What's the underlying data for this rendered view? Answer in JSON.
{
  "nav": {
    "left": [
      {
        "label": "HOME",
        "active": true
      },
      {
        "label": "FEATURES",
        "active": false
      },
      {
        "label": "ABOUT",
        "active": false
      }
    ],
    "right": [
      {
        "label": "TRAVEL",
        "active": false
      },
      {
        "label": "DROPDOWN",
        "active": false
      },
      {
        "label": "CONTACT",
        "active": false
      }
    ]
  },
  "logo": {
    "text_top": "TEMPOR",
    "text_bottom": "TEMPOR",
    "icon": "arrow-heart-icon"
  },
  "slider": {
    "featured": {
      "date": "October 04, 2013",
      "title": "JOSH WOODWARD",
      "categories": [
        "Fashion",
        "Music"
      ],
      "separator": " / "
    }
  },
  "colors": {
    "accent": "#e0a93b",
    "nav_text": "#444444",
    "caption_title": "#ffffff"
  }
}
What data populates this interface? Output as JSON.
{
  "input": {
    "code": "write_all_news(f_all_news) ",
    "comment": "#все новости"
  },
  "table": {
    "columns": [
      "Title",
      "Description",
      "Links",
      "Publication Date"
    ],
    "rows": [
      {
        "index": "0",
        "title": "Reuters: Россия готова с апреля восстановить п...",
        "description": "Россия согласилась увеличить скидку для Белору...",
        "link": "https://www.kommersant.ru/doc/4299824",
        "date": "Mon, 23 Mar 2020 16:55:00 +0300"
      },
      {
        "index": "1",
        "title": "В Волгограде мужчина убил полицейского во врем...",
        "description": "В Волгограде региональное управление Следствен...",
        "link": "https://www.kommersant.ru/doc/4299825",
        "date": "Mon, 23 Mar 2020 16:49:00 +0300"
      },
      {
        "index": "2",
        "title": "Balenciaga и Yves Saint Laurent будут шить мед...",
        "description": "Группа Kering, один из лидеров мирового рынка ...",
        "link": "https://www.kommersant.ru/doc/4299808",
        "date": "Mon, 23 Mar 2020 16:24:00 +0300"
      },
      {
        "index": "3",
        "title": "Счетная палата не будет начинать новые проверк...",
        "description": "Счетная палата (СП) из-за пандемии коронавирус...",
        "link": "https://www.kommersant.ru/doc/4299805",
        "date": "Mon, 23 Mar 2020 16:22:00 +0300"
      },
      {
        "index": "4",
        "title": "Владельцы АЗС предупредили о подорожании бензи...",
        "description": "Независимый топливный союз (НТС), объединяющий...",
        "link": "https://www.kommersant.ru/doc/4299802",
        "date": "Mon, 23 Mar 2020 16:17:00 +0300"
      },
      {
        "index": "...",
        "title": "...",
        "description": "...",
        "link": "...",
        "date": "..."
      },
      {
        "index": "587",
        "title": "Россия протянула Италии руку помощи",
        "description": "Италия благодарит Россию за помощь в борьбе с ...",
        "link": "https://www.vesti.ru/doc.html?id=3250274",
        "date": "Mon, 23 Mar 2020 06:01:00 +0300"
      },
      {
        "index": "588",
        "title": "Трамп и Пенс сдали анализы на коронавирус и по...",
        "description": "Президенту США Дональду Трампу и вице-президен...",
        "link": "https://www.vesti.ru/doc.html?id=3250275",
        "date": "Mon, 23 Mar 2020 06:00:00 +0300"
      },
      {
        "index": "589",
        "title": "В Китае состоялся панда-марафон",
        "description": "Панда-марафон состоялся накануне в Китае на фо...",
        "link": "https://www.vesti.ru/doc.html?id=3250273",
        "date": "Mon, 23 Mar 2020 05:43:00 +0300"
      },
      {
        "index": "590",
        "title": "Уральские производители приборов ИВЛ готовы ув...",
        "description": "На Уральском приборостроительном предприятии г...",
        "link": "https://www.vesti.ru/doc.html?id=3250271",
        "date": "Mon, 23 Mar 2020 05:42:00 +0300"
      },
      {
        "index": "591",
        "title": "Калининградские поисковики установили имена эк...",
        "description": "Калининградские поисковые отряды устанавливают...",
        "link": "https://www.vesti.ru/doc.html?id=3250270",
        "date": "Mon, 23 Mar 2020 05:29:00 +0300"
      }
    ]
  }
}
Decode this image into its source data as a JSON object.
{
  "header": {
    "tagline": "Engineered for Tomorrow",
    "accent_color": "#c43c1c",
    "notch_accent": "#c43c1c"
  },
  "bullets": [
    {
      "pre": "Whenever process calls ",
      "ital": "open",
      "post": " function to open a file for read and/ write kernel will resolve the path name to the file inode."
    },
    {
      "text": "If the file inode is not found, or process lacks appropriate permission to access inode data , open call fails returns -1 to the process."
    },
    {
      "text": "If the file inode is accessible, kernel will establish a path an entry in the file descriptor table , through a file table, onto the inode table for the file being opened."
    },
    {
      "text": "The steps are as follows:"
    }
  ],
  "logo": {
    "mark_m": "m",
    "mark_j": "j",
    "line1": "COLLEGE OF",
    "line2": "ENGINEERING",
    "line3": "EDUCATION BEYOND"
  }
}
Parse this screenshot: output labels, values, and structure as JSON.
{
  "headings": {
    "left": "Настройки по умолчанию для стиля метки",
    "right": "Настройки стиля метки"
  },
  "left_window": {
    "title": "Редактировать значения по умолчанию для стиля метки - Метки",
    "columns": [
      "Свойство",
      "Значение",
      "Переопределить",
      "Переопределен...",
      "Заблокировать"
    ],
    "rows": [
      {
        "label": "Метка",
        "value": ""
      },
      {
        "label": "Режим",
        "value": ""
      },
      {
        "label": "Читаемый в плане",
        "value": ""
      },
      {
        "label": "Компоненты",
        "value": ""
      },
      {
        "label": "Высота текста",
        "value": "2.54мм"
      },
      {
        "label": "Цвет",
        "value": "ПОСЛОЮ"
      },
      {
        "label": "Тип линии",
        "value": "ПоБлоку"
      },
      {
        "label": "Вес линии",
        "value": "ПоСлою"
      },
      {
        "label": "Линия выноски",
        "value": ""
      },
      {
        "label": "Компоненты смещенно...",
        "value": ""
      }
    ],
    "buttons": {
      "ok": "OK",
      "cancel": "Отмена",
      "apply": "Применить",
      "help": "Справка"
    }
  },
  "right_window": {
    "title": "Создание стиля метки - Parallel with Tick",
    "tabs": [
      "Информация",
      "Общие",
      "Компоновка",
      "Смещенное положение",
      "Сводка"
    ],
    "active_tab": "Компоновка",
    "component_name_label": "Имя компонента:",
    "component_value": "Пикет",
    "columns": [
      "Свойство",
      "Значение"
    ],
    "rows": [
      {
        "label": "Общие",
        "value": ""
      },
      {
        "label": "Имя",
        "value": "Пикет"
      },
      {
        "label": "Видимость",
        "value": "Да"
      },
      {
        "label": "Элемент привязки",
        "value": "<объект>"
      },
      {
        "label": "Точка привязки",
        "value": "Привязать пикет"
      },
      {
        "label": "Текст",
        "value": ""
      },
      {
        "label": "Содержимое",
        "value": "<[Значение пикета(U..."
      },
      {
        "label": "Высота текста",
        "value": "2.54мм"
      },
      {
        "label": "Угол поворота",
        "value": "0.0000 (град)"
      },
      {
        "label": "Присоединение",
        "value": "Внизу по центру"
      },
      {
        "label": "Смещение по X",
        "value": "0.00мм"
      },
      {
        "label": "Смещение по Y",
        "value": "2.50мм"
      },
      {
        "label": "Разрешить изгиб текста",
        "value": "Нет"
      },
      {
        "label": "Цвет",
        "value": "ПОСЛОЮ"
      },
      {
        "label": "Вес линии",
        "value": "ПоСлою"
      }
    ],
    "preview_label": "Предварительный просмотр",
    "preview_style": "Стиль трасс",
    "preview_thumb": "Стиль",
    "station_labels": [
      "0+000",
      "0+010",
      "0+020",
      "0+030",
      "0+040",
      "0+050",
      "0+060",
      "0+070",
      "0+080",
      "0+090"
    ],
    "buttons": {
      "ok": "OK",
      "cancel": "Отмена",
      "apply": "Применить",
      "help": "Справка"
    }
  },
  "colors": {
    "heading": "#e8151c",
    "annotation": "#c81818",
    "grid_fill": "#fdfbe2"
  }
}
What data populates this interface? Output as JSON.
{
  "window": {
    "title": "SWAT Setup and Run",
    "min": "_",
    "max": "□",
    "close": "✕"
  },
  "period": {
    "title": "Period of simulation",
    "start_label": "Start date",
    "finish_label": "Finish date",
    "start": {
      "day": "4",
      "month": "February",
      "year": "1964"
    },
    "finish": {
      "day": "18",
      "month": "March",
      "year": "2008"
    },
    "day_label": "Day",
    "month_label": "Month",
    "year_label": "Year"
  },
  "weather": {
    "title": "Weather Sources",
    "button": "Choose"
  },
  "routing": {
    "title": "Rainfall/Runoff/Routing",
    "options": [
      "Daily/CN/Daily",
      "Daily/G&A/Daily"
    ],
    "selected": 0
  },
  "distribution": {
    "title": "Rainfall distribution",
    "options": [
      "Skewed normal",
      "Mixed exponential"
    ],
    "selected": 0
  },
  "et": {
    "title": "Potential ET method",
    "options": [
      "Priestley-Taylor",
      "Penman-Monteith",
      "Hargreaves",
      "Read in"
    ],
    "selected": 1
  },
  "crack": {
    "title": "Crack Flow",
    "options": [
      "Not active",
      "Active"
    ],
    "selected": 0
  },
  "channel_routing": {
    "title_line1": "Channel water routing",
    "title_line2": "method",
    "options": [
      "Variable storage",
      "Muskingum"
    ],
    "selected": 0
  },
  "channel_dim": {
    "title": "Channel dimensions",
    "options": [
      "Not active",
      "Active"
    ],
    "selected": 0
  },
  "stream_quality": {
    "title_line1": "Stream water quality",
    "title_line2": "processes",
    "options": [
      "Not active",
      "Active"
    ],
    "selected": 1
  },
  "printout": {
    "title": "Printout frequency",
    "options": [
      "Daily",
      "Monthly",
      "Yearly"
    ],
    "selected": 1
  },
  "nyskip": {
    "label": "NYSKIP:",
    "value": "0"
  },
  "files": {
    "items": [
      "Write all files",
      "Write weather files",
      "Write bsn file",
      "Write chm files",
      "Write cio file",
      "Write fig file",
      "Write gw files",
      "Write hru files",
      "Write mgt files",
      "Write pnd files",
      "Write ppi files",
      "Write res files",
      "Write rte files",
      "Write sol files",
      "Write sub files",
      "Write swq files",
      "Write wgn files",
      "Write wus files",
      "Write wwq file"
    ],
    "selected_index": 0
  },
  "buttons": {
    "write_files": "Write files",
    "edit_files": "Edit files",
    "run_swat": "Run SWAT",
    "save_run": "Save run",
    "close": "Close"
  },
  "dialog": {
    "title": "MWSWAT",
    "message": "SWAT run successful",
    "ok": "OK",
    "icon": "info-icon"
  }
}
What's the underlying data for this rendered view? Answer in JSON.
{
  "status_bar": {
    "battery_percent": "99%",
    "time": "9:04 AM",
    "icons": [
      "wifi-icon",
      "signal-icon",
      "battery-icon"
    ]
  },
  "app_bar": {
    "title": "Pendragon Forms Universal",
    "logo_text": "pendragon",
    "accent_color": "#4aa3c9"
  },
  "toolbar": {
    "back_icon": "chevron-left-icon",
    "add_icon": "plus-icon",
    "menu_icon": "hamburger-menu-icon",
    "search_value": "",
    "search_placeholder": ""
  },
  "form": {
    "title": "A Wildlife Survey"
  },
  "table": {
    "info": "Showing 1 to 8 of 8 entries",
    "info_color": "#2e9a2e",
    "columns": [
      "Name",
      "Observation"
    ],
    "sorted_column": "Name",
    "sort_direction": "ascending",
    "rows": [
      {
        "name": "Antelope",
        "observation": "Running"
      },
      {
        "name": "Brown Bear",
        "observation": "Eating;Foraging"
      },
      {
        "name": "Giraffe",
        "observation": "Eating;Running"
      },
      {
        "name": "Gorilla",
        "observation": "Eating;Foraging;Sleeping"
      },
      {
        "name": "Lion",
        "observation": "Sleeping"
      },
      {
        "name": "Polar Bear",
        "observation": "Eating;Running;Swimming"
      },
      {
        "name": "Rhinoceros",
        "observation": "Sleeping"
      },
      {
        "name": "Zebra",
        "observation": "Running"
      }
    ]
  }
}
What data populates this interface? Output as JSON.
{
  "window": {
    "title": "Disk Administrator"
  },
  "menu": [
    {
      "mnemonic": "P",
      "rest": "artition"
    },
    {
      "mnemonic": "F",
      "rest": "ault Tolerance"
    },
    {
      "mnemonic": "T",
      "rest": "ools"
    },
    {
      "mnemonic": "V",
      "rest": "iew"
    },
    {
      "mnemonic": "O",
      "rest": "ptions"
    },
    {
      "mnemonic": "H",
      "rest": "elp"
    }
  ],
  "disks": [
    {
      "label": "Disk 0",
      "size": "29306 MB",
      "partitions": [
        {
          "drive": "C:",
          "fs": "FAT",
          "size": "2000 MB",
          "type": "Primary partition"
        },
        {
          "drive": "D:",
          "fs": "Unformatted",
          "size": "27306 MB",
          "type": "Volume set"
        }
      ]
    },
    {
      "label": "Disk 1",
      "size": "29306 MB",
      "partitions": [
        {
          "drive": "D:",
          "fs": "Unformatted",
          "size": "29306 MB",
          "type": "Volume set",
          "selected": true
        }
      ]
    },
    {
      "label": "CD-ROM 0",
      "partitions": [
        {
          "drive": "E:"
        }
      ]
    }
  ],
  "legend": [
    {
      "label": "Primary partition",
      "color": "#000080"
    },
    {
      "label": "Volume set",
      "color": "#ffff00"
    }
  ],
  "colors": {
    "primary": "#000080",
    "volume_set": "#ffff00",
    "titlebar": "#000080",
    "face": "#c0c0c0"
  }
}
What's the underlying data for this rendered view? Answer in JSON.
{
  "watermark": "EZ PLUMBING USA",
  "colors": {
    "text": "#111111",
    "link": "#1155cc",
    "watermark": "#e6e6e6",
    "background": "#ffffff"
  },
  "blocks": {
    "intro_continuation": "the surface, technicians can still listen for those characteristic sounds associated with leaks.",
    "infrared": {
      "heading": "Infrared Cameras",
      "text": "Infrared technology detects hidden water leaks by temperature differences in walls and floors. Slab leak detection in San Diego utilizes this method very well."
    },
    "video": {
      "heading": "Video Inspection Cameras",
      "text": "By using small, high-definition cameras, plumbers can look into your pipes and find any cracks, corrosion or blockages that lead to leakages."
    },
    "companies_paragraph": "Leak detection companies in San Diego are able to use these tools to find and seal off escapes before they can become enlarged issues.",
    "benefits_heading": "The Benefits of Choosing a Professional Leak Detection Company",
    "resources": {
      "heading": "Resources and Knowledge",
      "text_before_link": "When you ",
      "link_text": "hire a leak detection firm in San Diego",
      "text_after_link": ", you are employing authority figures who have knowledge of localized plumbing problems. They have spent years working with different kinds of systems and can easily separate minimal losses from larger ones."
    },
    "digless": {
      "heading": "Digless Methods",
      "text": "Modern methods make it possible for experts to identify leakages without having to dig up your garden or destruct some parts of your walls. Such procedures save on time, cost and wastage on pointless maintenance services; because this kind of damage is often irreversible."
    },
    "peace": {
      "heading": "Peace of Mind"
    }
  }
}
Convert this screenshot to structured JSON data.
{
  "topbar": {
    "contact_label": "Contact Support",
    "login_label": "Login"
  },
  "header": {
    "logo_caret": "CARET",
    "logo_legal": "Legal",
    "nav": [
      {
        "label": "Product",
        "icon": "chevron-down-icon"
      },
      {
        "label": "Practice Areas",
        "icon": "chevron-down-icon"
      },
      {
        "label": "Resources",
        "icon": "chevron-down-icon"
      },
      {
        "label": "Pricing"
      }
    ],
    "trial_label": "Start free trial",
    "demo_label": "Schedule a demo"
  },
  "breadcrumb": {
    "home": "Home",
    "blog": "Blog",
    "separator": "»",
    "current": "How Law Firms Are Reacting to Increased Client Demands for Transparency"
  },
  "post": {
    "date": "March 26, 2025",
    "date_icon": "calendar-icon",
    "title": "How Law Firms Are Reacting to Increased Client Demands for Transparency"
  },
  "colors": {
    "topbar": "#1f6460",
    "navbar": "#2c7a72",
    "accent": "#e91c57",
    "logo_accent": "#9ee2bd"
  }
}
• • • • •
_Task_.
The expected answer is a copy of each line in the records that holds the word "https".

_Answer below_.
        "link": "https://www.kommersant.ru/doc/4299824",
        "link": "https://www.kommersant.ru/doc/4299825",
        "link": "https://www.kommersant.ru/doc/4299808",
        "link": "https://www.kommersant.ru/doc/4299805",
        "link": "https://www.kommersant.ru/doc/4299802",
        "link": "https://www.vesti.ru/doc.html?id=3250274",
        "link": "https://www.vesti.ru/doc.html?id=3250275",
        "link": "https://www.vesti.ru/doc.html?id=3250273",
        "link": "https://www.vesti.ru/doc.html?id=3250271",
        "link": "https://www.vesti.ru/doc.html?id=3250270",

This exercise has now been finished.